The domestic policy spokesman for the Social Democrat Party, Dieter Wiefelspütz, finds the new weapon “pretty bizarre.” But he knows that unappetising though it may be, the method has been employed by German investigators for a long time.

In legal terms, recording someone’s body odour is no different than taking their finger prints. It’s covered by the criminal statue book. The scent contains a person’s identity just like the lines of his finger tips or his DNA.

Taking someone’s DNA is subject to strict conditions but the law permits finger printing and scent recording whenever police deem it necessary as part of a criminal investigation—which means virtually always. Erhard Denninger, an expert on Germany’s justice system, has no problem with scent analysis. “It’s harmless by comparison with sledgehammer plans like searching people’s computers,” he said.

Suspects are told to hold several 10 centimeter steel pipes in succession for several minutes each.

There are strict rules governing this procedure. The interior minister of the state of North Rhine-Westphalia has decreed that “persons must contaminate the metal tubes through their hands”, and that the aromatic traces thereby recorded “be secured in glass containers in dry condition.”

It sounds harmless. But a number of defence lawyers, Düsseldorf-based Udo Vetter among them, advise their clients not to agree to scent recording. If the state sniffs the sweat of its citizens, it amounts to a “considerable intrusion into one’s intimate sphere,” he says.

The complexity of collecting someone’s scent is the theme of Patrick Süskind’s novel “Perfume”, recently made into a movie, in which an 18th century murderer wraps beautiful women in cloths which he later boils. Unlike in real life, the perfume specialist chose to kill his victims before taking their scent.

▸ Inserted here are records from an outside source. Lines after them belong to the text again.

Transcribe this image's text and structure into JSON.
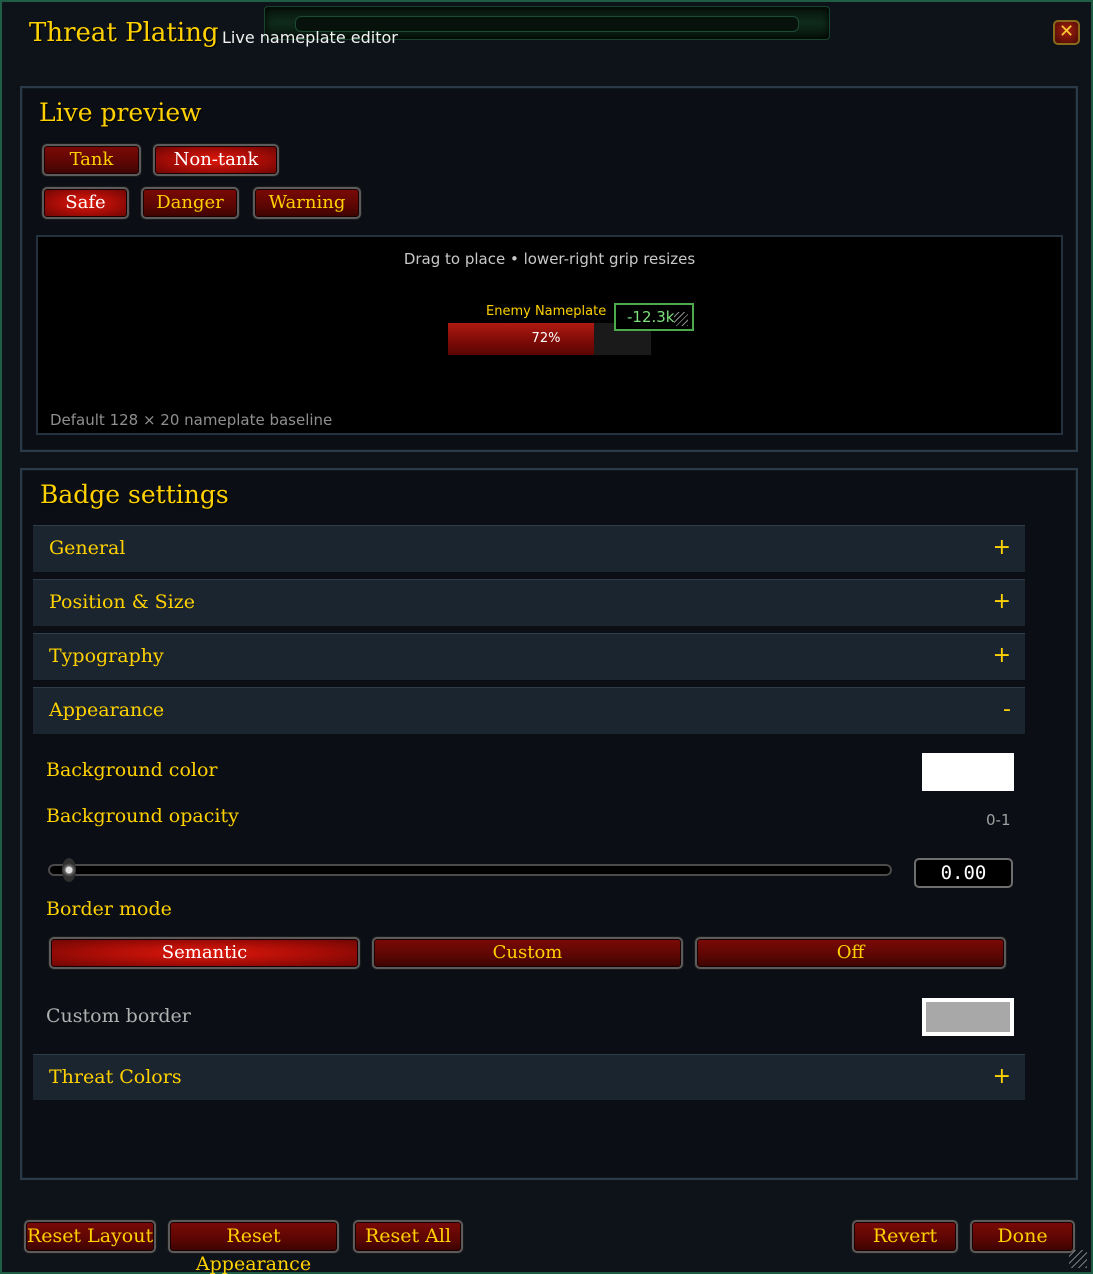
{
  "header": {
    "title": "Threat Plating",
    "subtitle": "Live nameplate editor",
    "close_glyph": "✕"
  },
  "preview": {
    "title": "Live preview",
    "role_buttons": [
      {
        "label": "Tank",
        "active": false
      },
      {
        "label": "Non-tank",
        "active": true
      }
    ],
    "state_buttons": [
      {
        "label": "Safe",
        "active": true
      },
      {
        "label": "Danger",
        "active": false
      },
      {
        "label": "Warning",
        "active": false
      }
    ],
    "hint": "Drag to place • lower-right grip resizes",
    "baseline": "Default 128 × 20 nameplate baseline",
    "nameplate": {
      "name": "Enemy Nameplate",
      "health_percent": 72,
      "health_label": "72%",
      "badge_text": "-12.3k"
    }
  },
  "badge": {
    "title": "Badge settings",
    "sections": [
      {
        "label": "General",
        "sign": "+"
      },
      {
        "label": "Position & Size",
        "sign": "+"
      },
      {
        "label": "Typography",
        "sign": "+"
      },
      {
        "label": "Appearance",
        "sign": "-"
      }
    ],
    "appearance": {
      "bg_color_label": "Background color",
      "bg_color": "#ffffff",
      "bg_opacity_label": "Background opacity",
      "bg_opacity_range": "0-1",
      "bg_opacity_value": "0.00",
      "border_mode_label": "Border mode",
      "border_modes": [
        {
          "label": "Semantic",
          "active": true
        },
        {
          "label": "Custom",
          "active": false
        },
        {
          "label": "Off",
          "active": false
        }
      ],
      "custom_border_label": "Custom border",
      "custom_border_color": "#a8a8a8"
    },
    "threat_colors": {
      "label": "Threat Colors",
      "sign": "+"
    }
  },
  "footer": {
    "reset_layout": "Reset Layout",
    "reset_appearance": "Reset Appearance",
    "reset_all": "Reset All",
    "revert": "Revert",
    "done": "Done"
  }
}
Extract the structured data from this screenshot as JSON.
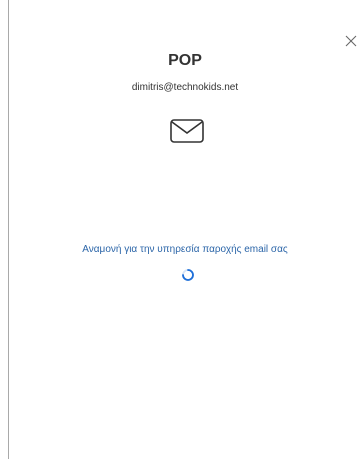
{
  "dialog": {
    "title": "POP",
    "email": "dimitris@technokids.net",
    "status_text": "Αναμονή για την υπηρεσία παροχής email σας",
    "icons": {
      "close": "close-icon",
      "mail": "envelope-icon",
      "spinner": "loading-spinner-icon"
    },
    "colors": {
      "status": "#2b65a8",
      "spinner": "#1e6fd9"
    }
  }
}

Posted on August 1, 2007 at 2:05 PMView Comments

Sidebar photo of Bruce Schneier by Joe MacInnis.